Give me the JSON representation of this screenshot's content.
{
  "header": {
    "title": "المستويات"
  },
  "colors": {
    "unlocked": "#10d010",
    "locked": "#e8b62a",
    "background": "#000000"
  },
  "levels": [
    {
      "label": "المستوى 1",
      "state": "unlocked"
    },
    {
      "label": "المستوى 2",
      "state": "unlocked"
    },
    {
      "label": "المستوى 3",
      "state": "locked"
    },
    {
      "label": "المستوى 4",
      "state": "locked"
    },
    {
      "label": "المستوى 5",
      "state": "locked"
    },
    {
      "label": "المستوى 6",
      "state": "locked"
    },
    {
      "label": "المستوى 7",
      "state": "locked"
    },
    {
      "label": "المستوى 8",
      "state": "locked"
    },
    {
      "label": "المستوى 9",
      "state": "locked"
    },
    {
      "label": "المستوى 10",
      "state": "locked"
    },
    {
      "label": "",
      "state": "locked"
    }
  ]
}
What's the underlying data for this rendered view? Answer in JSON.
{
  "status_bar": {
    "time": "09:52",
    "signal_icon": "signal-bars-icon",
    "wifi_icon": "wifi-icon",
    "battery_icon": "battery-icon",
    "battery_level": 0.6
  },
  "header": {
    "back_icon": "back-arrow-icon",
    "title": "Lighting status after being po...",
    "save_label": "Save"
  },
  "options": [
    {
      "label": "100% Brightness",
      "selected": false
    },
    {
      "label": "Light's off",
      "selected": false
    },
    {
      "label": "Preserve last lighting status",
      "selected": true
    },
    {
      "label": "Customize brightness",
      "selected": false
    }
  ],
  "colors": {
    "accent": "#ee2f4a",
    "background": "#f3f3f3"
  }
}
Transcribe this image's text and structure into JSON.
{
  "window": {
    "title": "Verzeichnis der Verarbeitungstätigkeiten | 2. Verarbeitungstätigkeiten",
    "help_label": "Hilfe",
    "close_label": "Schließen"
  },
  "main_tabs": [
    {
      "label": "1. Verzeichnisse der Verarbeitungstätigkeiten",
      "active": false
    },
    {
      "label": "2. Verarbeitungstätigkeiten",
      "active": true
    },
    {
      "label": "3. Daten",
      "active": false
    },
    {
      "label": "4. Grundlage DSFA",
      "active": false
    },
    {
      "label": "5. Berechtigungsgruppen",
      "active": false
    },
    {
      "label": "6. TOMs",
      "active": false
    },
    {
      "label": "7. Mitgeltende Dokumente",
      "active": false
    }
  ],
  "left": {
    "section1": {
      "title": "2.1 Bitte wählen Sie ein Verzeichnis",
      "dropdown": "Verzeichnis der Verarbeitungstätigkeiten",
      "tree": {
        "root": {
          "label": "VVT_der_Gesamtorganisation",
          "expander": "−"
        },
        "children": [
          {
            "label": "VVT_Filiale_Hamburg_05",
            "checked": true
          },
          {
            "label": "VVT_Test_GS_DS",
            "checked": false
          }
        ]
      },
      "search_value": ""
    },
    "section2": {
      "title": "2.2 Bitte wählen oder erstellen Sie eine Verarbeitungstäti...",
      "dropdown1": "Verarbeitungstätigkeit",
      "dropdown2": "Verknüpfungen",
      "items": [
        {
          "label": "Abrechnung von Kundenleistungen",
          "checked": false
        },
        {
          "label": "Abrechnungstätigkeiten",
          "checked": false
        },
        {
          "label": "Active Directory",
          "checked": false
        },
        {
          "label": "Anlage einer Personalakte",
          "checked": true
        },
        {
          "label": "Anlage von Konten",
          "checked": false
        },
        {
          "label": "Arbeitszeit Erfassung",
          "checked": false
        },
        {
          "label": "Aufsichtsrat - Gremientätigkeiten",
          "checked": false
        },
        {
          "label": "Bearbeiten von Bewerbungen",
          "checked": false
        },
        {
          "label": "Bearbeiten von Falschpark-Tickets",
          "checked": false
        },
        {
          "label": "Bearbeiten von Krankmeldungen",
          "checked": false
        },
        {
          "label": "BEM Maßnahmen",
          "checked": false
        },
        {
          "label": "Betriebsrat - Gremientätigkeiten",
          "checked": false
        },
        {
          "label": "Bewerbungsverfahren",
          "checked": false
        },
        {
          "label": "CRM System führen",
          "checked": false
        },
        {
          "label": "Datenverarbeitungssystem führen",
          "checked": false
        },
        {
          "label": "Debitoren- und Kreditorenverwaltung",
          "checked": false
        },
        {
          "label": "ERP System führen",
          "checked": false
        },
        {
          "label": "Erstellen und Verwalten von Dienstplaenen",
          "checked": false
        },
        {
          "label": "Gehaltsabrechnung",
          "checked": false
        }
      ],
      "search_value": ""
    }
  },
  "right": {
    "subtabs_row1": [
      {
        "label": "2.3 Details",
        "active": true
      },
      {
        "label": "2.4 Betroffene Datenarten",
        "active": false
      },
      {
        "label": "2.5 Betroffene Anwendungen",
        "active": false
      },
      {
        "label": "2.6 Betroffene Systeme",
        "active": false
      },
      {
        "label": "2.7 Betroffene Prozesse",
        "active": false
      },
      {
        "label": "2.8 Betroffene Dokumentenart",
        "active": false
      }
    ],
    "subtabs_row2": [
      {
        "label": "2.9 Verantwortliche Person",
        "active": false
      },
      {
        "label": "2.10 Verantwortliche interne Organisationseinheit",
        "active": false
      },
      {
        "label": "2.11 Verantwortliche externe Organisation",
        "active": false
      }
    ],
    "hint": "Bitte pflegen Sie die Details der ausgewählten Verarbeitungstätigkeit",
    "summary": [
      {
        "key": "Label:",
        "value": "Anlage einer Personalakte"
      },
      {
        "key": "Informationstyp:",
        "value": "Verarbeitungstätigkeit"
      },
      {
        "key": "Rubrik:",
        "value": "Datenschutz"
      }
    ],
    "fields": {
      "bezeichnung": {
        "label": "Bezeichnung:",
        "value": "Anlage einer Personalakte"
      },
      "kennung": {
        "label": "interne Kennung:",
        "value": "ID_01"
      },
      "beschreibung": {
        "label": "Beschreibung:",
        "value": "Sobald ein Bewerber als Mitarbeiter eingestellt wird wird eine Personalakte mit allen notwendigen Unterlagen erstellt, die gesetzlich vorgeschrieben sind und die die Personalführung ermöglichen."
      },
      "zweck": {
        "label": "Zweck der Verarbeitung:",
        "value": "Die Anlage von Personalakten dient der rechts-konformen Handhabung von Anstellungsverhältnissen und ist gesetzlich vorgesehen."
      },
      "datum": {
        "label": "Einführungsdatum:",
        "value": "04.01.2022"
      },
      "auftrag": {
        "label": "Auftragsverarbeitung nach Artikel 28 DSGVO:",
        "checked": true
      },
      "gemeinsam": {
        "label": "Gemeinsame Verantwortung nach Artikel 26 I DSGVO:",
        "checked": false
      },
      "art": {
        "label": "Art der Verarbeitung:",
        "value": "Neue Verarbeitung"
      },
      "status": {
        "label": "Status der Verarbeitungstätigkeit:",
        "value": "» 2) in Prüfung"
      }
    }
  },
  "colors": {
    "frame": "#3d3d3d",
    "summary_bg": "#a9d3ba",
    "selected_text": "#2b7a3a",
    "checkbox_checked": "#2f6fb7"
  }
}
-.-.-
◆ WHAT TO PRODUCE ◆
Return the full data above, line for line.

◆ EXERCISE OUTPUT ◆
Give me the JSON representation of this screenshot's content.
{
  "header": {
    "title": "المستويات"
  },
  "colors": {
    "unlocked": "#10d010",
    "locked": "#e8b62a",
    "background": "#000000"
  },
  "levels": [
    {
      "label": "المستوى 1",
      "state": "unlocked"
    },
    {
      "label": "المستوى 2",
      "state": "unlocked"
    },
    {
      "label": "المستوى 3",
      "state": "locked"
    },
    {
      "label": "المستوى 4",
      "state": "locked"
    },
    {
      "label": "المستوى 5",
      "state": "locked"
    },
    {
      "label": "المستوى 6",
      "state": "locked"
    },
    {
      "label": "المستوى 7",
      "state": "locked"
    },
    {
      "label": "المستوى 8",
      "state": "locked"
    },
    {
      "label": "المستوى 9",
      "state": "locked"
    },
    {
      "label": "المستوى 10",
      "state": "locked"
    },
    {
      "label": "",
      "state": "locked"
    }
  ]
}
What's the underlying data for this rendered view? Answer in JSON.
{
  "status_bar": {
    "time": "09:52",
    "signal_icon": "signal-bars-icon",
    "wifi_icon": "wifi-icon",
    "battery_icon": "battery-icon",
    "battery_level": 0.6
  },
  "header": {
    "back_icon": "back-arrow-icon",
    "title": "Lighting status after being po...",
    "save_label": "Save"
  },
  "options": [
    {
      "label": "100% Brightness",
      "selected": false
    },
    {
      "label": "Light's off",
      "selected": false
    },
    {
      "label": "Preserve last lighting status",
      "selected": true
    },
    {
      "label": "Customize brightness",
      "selected": false
    }
  ],
  "colors": {
    "accent": "#ee2f4a",
    "background": "#f3f3f3"
  }
}
Transcribe this image's text and structure into JSON.
{
  "window": {
    "title": "Verzeichnis der Verarbeitungstätigkeiten | 2. Verarbeitungstätigkeiten",
    "help_label": "Hilfe",
    "close_label": "Schließen"
  },
  "main_tabs": [
    {
      "label": "1. Verzeichnisse der Verarbeitungstätigkeiten",
      "active": false
    },
    {
      "label": "2. Verarbeitungstätigkeiten",
      "active": true
    },
    {
      "label": "3. Daten",
      "active": false
    },
    {
      "label": "4. Grundlage DSFA",
      "active": false
    },
    {
      "label": "5. Berechtigungsgruppen",
      "active": false
    },
    {
      "label": "6. TOMs",
      "active": false
    },
    {
      "label": "7. Mitgeltende Dokumente",
      "active": false
    }
  ],
  "left": {
    "section1": {
      "title": "2.1 Bitte wählen Sie ein Verzeichnis",
      "dropdown": "Verzeichnis der Verarbeitungstätigkeiten",
      "tree": {
        "root": {
          "label": "VVT_der_Gesamtorganisation",
          "expander": "−"
        },
        "children": [
          {
            "label": "VVT_Filiale_Hamburg_05",
            "checked": true
          },
          {
            "label": "VVT_Test_GS_DS",
            "checked": false
          }
        ]
      },
      "search_value": ""
    },
    "section2": {
      "title": "2.2 Bitte wählen oder erstellen Sie eine Verarbeitungstäti...",
      "dropdown1": "Verarbeitungstätigkeit",
      "dropdown2": "Verknüpfungen",
      "items": [
        {
          "label": "Abrechnung von Kundenleistungen",
          "checked": false
        },
        {
          "label": "Abrechnungstätigkeiten",
          "checked": false
        },
        {
          "label": "Active Directory",
          "checked": false
        },
        {
          "label": "Anlage einer Personalakte",
          "checked": true
        },
        {
          "label": "Anlage von Konten",
          "checked": false
        },
        {
          "label": "Arbeitszeit Erfassung",
          "checked": false
        },
        {
          "label": "Aufsichtsrat - Gremientätigkeiten",
          "checked": false
        },
        {
          "label": "Bearbeiten von Bewerbungen",
          "checked": false
        },
        {
          "label": "Bearbeiten von Falschpark-Tickets",
          "checked": false
        },
        {
          "label": "Bearbeiten von Krankmeldungen",
          "checked": false
        },
        {
          "label": "BEM Maßnahmen",
          "checked": false
        },
        {
          "label": "Betriebsrat - Gremientätigkeiten",
          "checked": false
        },
        {
          "label": "Bewerbungsverfahren",
          "checked": false
        },
        {
          "label": "CRM System führen",
          "checked": false
        },
        {
          "label": "Datenverarbeitungssystem führen",
          "checked": false
        },
        {
          "label": "Debitoren- und Kreditorenverwaltung",
          "checked": false
        },
        {
          "label": "ERP System führen",
          "checked": false
        },
        {
          "label": "Erstellen und Verwalten von Dienstplaenen",
          "checked": false
        },
        {
          "label": "Gehaltsabrechnung",
          "checked": false
        }
      ],
      "search_value": ""
    }
  },
  "right": {
    "subtabs_row1": [
      {
        "label": "2.3 Details",
        "active": true
      },
      {
        "label": "2.4 Betroffene Datenarten",
        "active": false
      },
      {
        "label": "2.5 Betroffene Anwendungen",
        "active": false
      },
      {
        "label": "2.6 Betroffene Systeme",
        "active": false
      },
      {
        "label": "2.7 Betroffene Prozesse",
        "active": false
      },
      {
        "label": "2.8 Betroffene Dokumentenart",
        "active": false
      }
    ],
    "subtabs_row2": [
      {
        "label": "2.9 Verantwortliche Person",
        "active": false
      },
      {
        "label": "2.10 Verantwortliche interne Organisationseinheit",
        "active": false
      },
      {
        "label": "2.11 Verantwortliche externe Organisation",
        "active": false
      }
    ],
    "hint": "Bitte pflegen Sie die Details der ausgewählten Verarbeitungstätigkeit",
    "summary": [
      {
        "key": "Label:",
        "value": "Anlage einer Personalakte"
      },
      {
        "key": "Informationstyp:",
        "value": "Verarbeitungstätigkeit"
      },
      {
        "key": "Rubrik:",
        "value": "Datenschutz"
      }
    ],
    "fields": {
      "bezeichnung": {
        "label": "Bezeichnung:",
        "value": "Anlage einer Personalakte"
      },
      "kennung": {
        "label": "interne Kennung:",
        "value": "ID_01"
      },
      "beschreibung": {
        "label": "Beschreibung:",
        "value": "Sobald ein Bewerber als Mitarbeiter eingestellt wird wird eine Personalakte mit allen notwendigen Unterlagen erstellt, die gesetzlich vorgeschrieben sind und die die Personalführung ermöglichen."
      },
      "zweck": {
        "label": "Zweck der Verarbeitung:",
        "value": "Die Anlage von Personalakten dient der rechts-konformen Handhabung von Anstellungsverhältnissen und ist gesetzlich vorgesehen."
      },
      "datum": {
        "label": "Einführungsdatum:",
        "value": "04.01.2022"
      },
      "auftrag": {
        "label": "Auftragsverarbeitung nach Artikel 28 DSGVO:",
        "checked": true
      },
      "gemeinsam": {
        "label": "Gemeinsame Verantwortung nach Artikel 26 I DSGVO:",
        "checked": false
      },
      "art": {
        "label": "Art der Verarbeitung:",
        "value": "Neue Verarbeitung"
      },
      "status": {
        "label": "Status der Verarbeitungstätigkeit:",
        "value": "» 2) in Prüfung"
      }
    }
  },
  "colors": {
    "frame": "#3d3d3d",
    "summary_bg": "#a9d3ba",
    "selected_text": "#2b7a3a",
    "checkbox_checked": "#2f6fb7"
  }
}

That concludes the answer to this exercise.